-- Exercise prompt --
Write the data out again, exactly as given.

____ Supplied entries

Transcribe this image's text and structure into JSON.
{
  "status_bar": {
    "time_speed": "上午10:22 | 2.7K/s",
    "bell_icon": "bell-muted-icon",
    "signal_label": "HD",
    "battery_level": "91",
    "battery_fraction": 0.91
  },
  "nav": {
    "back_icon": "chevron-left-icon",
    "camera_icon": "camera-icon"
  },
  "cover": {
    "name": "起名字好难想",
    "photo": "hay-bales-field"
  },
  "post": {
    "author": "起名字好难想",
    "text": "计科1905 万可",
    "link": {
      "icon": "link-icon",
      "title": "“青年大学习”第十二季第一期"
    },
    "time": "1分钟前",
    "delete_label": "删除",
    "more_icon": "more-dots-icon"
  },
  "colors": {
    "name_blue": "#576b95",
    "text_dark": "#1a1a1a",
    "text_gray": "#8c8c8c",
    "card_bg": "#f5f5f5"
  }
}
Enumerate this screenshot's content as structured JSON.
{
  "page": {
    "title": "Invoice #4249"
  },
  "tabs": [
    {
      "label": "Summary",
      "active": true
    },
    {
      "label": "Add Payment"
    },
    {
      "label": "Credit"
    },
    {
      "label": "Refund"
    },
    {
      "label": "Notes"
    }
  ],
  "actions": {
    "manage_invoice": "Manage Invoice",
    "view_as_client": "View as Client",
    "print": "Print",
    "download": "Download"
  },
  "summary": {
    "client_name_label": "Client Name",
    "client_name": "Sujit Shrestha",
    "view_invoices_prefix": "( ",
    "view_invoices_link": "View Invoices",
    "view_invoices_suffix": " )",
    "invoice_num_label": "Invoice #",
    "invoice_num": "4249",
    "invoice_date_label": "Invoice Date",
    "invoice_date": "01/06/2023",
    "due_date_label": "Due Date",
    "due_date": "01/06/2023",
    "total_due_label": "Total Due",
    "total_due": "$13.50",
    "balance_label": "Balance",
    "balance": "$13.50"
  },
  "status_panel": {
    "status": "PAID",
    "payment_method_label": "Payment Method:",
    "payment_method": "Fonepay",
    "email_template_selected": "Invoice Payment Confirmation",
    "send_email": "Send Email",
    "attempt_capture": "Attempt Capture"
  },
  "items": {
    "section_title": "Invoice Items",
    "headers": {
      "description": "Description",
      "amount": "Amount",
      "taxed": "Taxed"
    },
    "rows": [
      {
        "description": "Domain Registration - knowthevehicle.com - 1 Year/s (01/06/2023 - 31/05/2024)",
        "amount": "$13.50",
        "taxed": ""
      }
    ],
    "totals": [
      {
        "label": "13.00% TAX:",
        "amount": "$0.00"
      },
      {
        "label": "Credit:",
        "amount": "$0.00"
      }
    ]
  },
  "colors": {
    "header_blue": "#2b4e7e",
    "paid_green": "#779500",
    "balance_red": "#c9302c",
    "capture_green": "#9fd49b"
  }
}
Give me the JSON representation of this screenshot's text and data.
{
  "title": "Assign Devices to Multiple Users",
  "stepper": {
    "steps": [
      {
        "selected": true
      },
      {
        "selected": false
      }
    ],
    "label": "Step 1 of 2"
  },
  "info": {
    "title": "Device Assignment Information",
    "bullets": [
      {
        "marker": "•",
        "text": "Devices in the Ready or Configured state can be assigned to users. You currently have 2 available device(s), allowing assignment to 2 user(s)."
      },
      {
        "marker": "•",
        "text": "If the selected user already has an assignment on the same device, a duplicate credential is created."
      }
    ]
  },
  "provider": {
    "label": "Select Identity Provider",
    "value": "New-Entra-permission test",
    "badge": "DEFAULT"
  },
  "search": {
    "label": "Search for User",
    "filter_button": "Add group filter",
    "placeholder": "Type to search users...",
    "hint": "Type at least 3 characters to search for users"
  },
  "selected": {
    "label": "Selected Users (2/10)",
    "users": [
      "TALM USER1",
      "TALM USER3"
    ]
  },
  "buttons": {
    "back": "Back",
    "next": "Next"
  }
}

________

-- Result --
Transcribe this image's text and structure into JSON.
{
  "status_bar": {
    "time_speed": "上午10:22 | 2.7K/s",
    "bell_icon": "bell-muted-icon",
    "signal_label": "HD",
    "battery_level": "91",
    "battery_fraction": 0.91
  },
  "nav": {
    "back_icon": "chevron-left-icon",
    "camera_icon": "camera-icon"
  },
  "cover": {
    "name": "起名字好难想",
    "photo": "hay-bales-field"
  },
  "post": {
    "author": "起名字好难想",
    "text": "计科1905 万可",
    "link": {
      "icon": "link-icon",
      "title": "“青年大学习”第十二季第一期"
    },
    "time": "1分钟前",
    "delete_label": "删除",
    "more_icon": "more-dots-icon"
  },
  "colors": {
    "name_blue": "#576b95",
    "text_dark": "#1a1a1a",
    "text_gray": "#8c8c8c",
    "card_bg": "#f5f5f5"
  }
}
Enumerate this screenshot's content as structured JSON.
{
  "page": {
    "title": "Invoice #4249"
  },
  "tabs": [
    {
      "label": "Summary",
      "active": true
    },
    {
      "label": "Add Payment"
    },
    {
      "label": "Credit"
    },
    {
      "label": "Refund"
    },
    {
      "label": "Notes"
    }
  ],
  "actions": {
    "manage_invoice": "Manage Invoice",
    "view_as_client": "View as Client",
    "print": "Print",
    "download": "Download"
  },
  "summary": {
    "client_name_label": "Client Name",
    "client_name": "Sujit Shrestha",
    "view_invoices_prefix": "( ",
    "view_invoices_link": "View Invoices",
    "view_invoices_suffix": " )",
    "invoice_num_label": "Invoice #",
    "invoice_num": "4249",
    "invoice_date_label": "Invoice Date",
    "invoice_date": "01/06/2023",
    "due_date_label": "Due Date",
    "due_date": "01/06/2023",
    "total_due_label": "Total Due",
    "total_due": "$13.50",
    "balance_label": "Balance",
    "balance": "$13.50"
  },
  "status_panel": {
    "status": "PAID",
    "payment_method_label": "Payment Method:",
    "payment_method": "Fonepay",
    "email_template_selected": "Invoice Payment Confirmation",
    "send_email": "Send Email",
    "attempt_capture": "Attempt Capture"
  },
  "items": {
    "section_title": "Invoice Items",
    "headers": {
      "description": "Description",
      "amount": "Amount",
      "taxed": "Taxed"
    },
    "rows": [
      {
        "description": "Domain Registration - knowthevehicle.com - 1 Year/s (01/06/2023 - 31/05/2024)",
        "amount": "$13.50",
        "taxed": ""
      }
    ],
    "totals": [
      {
        "label": "13.00% TAX:",
        "amount": "$0.00"
      },
      {
        "label": "Credit:",
        "amount": "$0.00"
      }
    ]
  },
  "colors": {
    "header_blue": "#2b4e7e",
    "paid_green": "#779500",
    "balance_red": "#c9302c",
    "capture_green": "#9fd49b"
  }
}
Give me the JSON representation of this screenshot's text and data.
{
  "title": "Assign Devices to Multiple Users",
  "stepper": {
    "steps": [
      {
        "selected": true
      },
      {
        "selected": false
      }
    ],
    "label": "Step 1 of 2"
  },
  "info": {
    "title": "Device Assignment Information",
    "bullets": [
      {
        "marker": "•",
        "text": "Devices in the Ready or Configured state can be assigned to users. You currently have 2 available device(s), allowing assignment to 2 user(s)."
      },
      {
        "marker": "•",
        "text": "If the selected user already has an assignment on the same device, a duplicate credential is created."
      }
    ]
  },
  "provider": {
    "label": "Select Identity Provider",
    "value": "New-Entra-permission test",
    "badge": "DEFAULT"
  },
  "search": {
    "label": "Search for User",
    "filter_button": "Add group filter",
    "placeholder": "Type to search users...",
    "hint": "Type at least 3 characters to search for users"
  },
  "selected": {
    "label": "Selected Users (2/10)",
    "users": [
      "TALM USER1",
      "TALM USER3"
    ]
  },
  "buttons": {
    "back": "Back",
    "next": "Next"
  }
}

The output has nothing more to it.